In public schools across America, black and Latino kids lag behind their white peers in reading, math and high school graduation rates. We know the roots of those so-called “achievement gaps” lie in the opportunity gaps that children face in schools all over the country.
Yet, as detailed in a new report by brightbeam — a nonprofit network of education activists I’m proud to be a part of — some cities are demonstrably better at closing this gap than others. But you might be surprised by which cities they are.
The report’s researchers found that politically progressive cities, on average, have math and reading achievement gaps that are 15 and 13 points higher than politically conservative cities.
In three of the most conservative cities the researchers looked at — Virginia Beach, Anaheim and Fort Worth — city leaders have effectively closed or even erased the achievement gap in either math, reading or graduation rates.
The researchers found these surprising conclusions by comparing the education outcomes of America’s twelve most progressive and twelve most conservative cities, as determined independently by political scientists.
They controlled for other factors that might explain the gaps, including per-pupil spending, poverty rates, population size and rates of private school attendance.
None of these made a difference.
Chicago is among the progressive cities featured in the report. While our gaps in graduation rates, reading and math are smaller than those of other progressive cities studied, I was struck by what data from other cities suggests about the work we have left to do.
For example, even though Chicago has dramatically improved its overall graduation rates and racial gaps in graduation have begun to narrow, other cities continue to outpace us. In Virginia Beach, 93% of all students graduate–a higher rate than both Chicago and Illinois–and graduation gaps by race are quite small.
Chicago Has Changed, But Opportunity Gaps Haven’t Closed
We know Chicago has changed significantly since the 1980s, when former Secretary of Education Bill Bennett called our town “worst in the nation” in educating its children. Since then, Chicago had shown progress: increasing access to advanced coursework for all students and graduation rates. Recently, Stanford researcher Sean Reardon found our elementary students were making greater academic gains than 96 percent of their peers across the nation.

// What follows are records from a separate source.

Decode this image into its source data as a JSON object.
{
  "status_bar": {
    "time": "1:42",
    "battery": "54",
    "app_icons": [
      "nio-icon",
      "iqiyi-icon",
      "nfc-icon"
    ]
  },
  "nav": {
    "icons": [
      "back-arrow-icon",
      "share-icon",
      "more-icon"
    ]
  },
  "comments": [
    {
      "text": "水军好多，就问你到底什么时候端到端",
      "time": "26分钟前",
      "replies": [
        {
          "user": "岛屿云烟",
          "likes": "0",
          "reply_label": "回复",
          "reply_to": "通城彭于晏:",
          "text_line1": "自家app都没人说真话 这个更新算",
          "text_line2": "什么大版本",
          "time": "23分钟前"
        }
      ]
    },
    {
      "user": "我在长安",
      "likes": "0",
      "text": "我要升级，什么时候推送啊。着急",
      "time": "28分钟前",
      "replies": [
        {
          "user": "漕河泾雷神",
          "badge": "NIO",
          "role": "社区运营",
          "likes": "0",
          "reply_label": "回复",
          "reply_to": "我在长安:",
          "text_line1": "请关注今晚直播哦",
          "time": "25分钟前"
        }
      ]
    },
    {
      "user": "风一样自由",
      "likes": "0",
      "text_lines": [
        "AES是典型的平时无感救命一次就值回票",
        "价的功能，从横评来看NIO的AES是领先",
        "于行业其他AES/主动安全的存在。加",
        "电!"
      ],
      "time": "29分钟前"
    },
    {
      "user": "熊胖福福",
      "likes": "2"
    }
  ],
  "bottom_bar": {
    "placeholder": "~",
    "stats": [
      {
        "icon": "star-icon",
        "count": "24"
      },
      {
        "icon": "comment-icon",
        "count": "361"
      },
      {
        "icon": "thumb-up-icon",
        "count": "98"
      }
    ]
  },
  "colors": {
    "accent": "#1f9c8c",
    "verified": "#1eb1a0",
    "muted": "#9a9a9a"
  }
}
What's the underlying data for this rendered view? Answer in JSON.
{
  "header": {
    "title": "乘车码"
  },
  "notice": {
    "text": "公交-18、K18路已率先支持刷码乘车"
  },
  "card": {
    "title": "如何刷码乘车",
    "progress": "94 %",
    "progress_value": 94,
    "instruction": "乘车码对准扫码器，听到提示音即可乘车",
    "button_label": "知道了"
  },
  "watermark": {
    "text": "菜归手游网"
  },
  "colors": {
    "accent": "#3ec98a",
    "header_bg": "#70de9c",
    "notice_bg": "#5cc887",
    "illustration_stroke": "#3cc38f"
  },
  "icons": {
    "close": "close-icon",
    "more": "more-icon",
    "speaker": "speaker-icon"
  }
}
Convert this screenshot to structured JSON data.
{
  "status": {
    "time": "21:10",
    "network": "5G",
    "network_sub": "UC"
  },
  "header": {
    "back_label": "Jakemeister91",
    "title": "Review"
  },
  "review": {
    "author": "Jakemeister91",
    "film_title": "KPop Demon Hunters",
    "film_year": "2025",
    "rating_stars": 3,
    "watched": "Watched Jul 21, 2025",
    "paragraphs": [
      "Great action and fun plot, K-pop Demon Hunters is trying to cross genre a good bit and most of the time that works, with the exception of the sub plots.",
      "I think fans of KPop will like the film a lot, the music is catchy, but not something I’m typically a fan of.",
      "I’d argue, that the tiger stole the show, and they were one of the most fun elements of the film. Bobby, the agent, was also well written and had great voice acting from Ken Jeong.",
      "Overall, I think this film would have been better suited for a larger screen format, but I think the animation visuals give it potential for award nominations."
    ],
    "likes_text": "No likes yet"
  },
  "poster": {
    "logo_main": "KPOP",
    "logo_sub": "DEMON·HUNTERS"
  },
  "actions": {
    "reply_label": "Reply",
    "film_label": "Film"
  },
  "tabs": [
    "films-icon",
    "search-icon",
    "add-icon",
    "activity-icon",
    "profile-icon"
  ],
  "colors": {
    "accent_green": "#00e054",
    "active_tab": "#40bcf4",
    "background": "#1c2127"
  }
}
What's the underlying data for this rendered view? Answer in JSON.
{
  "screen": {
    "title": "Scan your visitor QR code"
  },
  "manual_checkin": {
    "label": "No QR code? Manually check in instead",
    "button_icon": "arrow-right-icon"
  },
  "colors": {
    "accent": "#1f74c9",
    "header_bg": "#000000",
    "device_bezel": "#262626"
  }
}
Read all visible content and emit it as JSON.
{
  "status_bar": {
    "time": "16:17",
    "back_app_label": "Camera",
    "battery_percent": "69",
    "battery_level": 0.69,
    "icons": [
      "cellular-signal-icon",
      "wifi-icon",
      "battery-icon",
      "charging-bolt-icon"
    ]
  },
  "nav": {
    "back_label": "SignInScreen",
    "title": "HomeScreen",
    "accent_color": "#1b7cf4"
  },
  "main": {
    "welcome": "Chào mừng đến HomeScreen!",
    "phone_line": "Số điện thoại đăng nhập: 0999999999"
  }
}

But our work is far from finished. Our city remains deeply divided; the South and West sides of Chicago have been systematically shut out. This geography of racism continue to affect the educational opportunities our children receive.
Yet today we also have more opportunity than ever to move toward real equity for all Chicago’s kids. Mayor Lightfoot has pledged to send more money to under-enrolled schools in disadvantaged neighborhoods where children strive to succeed in the face of poverty, special educational challenges and more. Our current school board members know the realities in all our neighborhoods more deeply than any board I have seen in my 30 years as a Chicagoan.
Let’s Start By Giving All Kids Access to Science, Social Studies and the Arts
As a South Side mom of a Latina 5th-grader in Chicago Public Schools, I also see the opportunity gaps that create differences in student outcomes. When elementary schools spend less time on science, social studies and the arts, children don’t get the background knowledge they need to understand challenging reading. From my own experience, it’s clear that consistent time for these subjects is a luxury, not a fundamental.
During his tenure as mayor, Rahm Emanuel committed to arts education, and made significant strides to get thousands more students involved in arts at school. But the work is not done. Nor are we done ensuring elementary school children get the basic knowledge they need in the sciences and social studies to make sense of those subjects in high school. While some schools offer exemplars, others continue to languish.
I shouldn’t have to fundraise or pay thousands of dollars in private school tuition to ensure my daughter receives basics like regular instruction in social studies, science, visual art and music. Personally, I’d like my kid to get science and social studies every day, and both visual arts and music at least once a week. Right now she gets some science, little to no social studies, weekly visual art and no formal music instruction. I know that there are other children in CPS who are getting even less, while kids in more advantaged schools get all that I dream of and more. (Except maybe social studies, but that’s a post for another day.)
Chicago, we can do better. We can make Chicago a model for other progressive cities by bringing all CPS students these opportunities, and tracking our progress over time, school-by-school. Let’s stop cheating our children out of the quality public education they deserve.